Send to

Choose Destination
Proc Natl Acad Sci U S A. 2014 Feb 11;111(6):2122-7. doi: 10.1073/pnas.1313039111. Epub 2014 Jan 27.

RNA design rules from a massive open laboratory.

Author information

1
Department of Computer Science, Carnegie Mellon University, Pittsburgh, PA 15206.

Abstract

Self-assembling RNA molecules present compelling substrates for the rational interrogation and control of living systems. However, imperfect in silico models--even at the secondary structure level--hinder the design of new RNAs that function properly when synthesized. Here, we present a unique and potentially general approach to such empirical problems: the Massive Open Laboratory. The EteRNA project connects 37,000 enthusiasts to RNA design puzzles through an online interface. Uniquely, EteRNA participants not only manipulate simulated molecules but also control a remote experimental pipeline for high-throughput RNA synthesis and structure mapping.

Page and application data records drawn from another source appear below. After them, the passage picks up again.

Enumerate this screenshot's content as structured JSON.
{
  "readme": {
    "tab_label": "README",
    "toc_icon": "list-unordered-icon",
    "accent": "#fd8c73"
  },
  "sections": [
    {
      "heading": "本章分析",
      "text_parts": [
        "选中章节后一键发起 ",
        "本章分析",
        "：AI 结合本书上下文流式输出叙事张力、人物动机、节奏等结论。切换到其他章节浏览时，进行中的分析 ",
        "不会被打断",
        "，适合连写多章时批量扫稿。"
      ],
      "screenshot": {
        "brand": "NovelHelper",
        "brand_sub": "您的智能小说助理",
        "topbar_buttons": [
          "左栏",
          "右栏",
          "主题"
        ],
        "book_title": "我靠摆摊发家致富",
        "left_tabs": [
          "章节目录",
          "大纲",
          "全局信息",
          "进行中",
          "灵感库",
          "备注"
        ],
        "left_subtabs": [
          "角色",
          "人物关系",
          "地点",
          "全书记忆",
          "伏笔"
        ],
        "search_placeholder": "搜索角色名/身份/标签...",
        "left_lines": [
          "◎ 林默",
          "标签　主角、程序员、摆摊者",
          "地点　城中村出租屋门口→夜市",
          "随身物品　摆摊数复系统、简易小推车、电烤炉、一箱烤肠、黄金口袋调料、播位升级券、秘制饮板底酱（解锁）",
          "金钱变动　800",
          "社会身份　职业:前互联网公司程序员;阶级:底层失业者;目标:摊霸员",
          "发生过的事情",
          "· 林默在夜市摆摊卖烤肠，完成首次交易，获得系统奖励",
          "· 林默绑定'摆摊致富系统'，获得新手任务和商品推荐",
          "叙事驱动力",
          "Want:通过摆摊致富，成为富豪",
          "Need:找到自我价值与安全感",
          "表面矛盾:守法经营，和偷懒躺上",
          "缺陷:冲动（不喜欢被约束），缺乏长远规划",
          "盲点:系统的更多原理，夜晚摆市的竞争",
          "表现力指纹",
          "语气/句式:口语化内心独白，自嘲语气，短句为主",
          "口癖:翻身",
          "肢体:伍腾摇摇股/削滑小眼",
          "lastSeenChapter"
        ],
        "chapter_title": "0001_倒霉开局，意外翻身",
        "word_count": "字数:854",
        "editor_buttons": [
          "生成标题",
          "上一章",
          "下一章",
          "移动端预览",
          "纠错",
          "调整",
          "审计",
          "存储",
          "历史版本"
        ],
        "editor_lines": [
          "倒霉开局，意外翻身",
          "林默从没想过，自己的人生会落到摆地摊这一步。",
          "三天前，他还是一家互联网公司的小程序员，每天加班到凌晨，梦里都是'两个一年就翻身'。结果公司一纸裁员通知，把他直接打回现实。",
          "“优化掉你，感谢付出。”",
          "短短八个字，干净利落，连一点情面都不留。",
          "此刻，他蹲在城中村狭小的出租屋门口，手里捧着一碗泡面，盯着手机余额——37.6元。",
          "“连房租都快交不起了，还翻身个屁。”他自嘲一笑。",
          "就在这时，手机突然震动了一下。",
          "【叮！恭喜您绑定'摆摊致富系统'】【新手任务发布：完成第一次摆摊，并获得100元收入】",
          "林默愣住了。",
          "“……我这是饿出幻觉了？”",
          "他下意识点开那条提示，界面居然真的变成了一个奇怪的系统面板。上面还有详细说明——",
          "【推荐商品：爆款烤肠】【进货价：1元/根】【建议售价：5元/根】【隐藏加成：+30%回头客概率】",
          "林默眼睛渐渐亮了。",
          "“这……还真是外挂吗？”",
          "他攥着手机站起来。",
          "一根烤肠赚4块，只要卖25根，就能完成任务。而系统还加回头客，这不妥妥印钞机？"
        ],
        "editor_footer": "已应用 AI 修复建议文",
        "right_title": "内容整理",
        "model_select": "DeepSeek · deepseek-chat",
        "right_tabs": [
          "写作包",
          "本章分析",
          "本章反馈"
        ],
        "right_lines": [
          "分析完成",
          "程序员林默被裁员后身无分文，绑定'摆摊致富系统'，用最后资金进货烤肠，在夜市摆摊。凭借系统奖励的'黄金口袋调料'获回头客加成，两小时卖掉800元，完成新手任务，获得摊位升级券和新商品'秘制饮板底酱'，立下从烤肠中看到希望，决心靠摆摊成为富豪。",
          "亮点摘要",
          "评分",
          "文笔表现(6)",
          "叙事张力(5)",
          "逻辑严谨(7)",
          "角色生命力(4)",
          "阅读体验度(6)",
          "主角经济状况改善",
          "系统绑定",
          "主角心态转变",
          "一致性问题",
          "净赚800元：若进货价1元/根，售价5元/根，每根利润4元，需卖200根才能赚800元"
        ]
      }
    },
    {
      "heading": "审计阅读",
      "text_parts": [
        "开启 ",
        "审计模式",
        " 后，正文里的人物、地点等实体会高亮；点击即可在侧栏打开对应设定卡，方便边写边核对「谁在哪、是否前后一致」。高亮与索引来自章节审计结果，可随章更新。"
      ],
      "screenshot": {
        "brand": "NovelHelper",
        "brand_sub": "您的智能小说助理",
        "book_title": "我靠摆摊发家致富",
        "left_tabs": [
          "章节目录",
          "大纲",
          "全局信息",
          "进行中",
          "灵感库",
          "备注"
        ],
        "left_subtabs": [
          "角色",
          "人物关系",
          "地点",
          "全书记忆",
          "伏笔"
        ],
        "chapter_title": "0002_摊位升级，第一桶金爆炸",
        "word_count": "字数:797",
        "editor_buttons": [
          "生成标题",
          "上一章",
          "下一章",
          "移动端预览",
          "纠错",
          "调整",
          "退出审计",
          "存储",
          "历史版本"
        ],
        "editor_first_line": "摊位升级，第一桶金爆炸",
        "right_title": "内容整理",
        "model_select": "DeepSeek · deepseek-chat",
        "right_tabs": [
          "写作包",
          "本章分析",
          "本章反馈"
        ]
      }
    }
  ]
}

We show herein that the EteRNA community leveraged dozens of cycles of continuous wet laboratory feedback to learn strategies for solving in vitro RNA design problems on which automated methods fail. The top strategies--including several previously unrecognized negative design rules--were distilled by machine learning into an algorithm, EteRNABot. Over a rigorous 1-y testing phase, both the EteRNA community and EteRNABot significantly outperformed prior algorithms in a dozen RNA secondary structure design tests, including the creation of dendrimer-like structures and scaffolds for small molecule sensors. These results show that an online community can carry out large-scale experiments, hypothesis generation, and algorithm design to create practical advances in empirical science.

KEYWORDS:

RNA folding; citizen science; crowdsourcing; high-throughput experiments

PMID:
24469816
PMCID:
PMC3926058
DOI:
10.1073/pnas.1313039111
[Indexed for MEDLINE]
Free PMC Article

Supplemental Content

Full text links

Icon for HighWire Icon for PubMed Central
Loading ...
Support Center